* _EXERCISE_: Show all the lines in the data below that include the word "政策法规".

* _RECORDS SHOWN_:
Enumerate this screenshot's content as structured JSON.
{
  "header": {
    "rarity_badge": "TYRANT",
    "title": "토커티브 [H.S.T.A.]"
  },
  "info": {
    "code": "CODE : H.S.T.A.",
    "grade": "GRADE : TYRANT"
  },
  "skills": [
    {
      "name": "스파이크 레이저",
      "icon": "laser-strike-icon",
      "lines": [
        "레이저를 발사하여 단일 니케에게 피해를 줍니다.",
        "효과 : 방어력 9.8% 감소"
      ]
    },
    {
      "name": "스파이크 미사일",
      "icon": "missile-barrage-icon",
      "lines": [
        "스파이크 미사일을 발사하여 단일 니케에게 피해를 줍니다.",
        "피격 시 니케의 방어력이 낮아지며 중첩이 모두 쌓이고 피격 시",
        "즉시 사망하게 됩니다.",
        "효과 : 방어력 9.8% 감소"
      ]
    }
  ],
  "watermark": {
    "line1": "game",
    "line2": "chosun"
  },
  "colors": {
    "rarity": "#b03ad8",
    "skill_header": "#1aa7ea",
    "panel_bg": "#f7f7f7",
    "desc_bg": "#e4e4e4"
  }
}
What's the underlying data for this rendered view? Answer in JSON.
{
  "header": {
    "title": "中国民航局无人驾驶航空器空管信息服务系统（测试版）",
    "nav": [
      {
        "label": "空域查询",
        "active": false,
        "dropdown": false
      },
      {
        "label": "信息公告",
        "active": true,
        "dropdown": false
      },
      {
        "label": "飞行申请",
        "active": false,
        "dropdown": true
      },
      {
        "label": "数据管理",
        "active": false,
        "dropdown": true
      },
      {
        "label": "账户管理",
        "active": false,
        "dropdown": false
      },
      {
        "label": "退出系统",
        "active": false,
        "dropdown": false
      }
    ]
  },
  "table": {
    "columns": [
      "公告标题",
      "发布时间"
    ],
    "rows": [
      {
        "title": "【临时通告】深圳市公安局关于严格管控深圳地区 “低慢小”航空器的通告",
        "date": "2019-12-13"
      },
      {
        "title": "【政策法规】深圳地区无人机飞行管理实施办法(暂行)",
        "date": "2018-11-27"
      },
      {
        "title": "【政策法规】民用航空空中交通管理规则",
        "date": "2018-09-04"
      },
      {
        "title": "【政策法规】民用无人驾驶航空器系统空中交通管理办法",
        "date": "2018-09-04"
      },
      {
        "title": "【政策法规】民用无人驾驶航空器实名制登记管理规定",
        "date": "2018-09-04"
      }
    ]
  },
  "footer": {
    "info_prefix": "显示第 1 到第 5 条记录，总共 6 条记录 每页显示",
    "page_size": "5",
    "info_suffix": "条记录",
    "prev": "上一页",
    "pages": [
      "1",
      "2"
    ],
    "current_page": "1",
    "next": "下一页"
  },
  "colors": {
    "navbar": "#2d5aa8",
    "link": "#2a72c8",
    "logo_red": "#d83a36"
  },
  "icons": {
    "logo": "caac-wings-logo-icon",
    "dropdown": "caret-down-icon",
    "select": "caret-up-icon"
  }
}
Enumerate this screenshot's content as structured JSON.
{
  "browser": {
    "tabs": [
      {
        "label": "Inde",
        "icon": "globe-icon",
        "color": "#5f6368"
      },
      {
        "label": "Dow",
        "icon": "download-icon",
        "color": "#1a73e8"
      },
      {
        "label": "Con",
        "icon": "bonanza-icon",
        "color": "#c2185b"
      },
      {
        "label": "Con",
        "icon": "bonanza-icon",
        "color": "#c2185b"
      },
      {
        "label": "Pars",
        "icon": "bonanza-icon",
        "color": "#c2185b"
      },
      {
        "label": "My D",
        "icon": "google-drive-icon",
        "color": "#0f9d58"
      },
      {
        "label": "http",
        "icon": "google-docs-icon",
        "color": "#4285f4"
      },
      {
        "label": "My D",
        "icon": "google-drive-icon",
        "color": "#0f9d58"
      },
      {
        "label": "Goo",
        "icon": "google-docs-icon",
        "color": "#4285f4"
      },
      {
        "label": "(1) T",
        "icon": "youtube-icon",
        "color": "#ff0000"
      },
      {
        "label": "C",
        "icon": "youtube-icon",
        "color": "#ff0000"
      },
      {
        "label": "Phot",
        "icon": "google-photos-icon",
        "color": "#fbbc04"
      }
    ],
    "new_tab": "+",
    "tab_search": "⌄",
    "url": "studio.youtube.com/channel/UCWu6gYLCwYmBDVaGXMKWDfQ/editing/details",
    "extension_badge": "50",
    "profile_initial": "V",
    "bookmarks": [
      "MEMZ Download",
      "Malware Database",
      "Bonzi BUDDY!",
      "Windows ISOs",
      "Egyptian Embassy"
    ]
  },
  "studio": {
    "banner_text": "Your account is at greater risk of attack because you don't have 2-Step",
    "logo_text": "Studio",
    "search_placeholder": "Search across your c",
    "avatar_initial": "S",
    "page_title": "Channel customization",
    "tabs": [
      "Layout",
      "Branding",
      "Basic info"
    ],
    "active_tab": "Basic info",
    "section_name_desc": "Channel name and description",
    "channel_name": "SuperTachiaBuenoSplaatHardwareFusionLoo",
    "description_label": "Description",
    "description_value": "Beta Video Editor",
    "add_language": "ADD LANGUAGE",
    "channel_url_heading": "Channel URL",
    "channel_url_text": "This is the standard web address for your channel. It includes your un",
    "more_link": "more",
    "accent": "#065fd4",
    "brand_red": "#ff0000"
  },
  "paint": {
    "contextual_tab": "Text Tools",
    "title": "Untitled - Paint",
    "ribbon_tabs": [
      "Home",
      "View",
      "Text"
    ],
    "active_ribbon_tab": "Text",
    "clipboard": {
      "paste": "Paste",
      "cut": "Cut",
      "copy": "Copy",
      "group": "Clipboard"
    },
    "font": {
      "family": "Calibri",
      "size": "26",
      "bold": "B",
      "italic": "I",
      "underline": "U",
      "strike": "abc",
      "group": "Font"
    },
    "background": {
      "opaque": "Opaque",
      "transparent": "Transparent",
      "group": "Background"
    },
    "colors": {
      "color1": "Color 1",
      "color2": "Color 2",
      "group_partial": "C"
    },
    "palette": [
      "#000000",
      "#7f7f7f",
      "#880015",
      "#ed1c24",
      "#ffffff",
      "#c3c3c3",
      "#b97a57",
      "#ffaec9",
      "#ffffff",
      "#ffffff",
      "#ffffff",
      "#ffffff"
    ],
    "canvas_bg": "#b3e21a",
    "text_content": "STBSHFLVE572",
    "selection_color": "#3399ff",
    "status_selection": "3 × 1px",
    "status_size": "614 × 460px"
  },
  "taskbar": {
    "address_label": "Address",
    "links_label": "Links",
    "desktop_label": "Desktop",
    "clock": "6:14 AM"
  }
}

* _YOUR SOLUTION_:
        "title": "【政策法规】深圳地区无人机飞行管理实施办法(暂行)",
        "title": "【政策法规】民用航空空中交通管理规则",
        "title": "【政策法规】民用无人驾驶航空器系统空中交通管理办法",
        "title": "【政策法规】民用无人驾驶航空器实名制登记管理规定",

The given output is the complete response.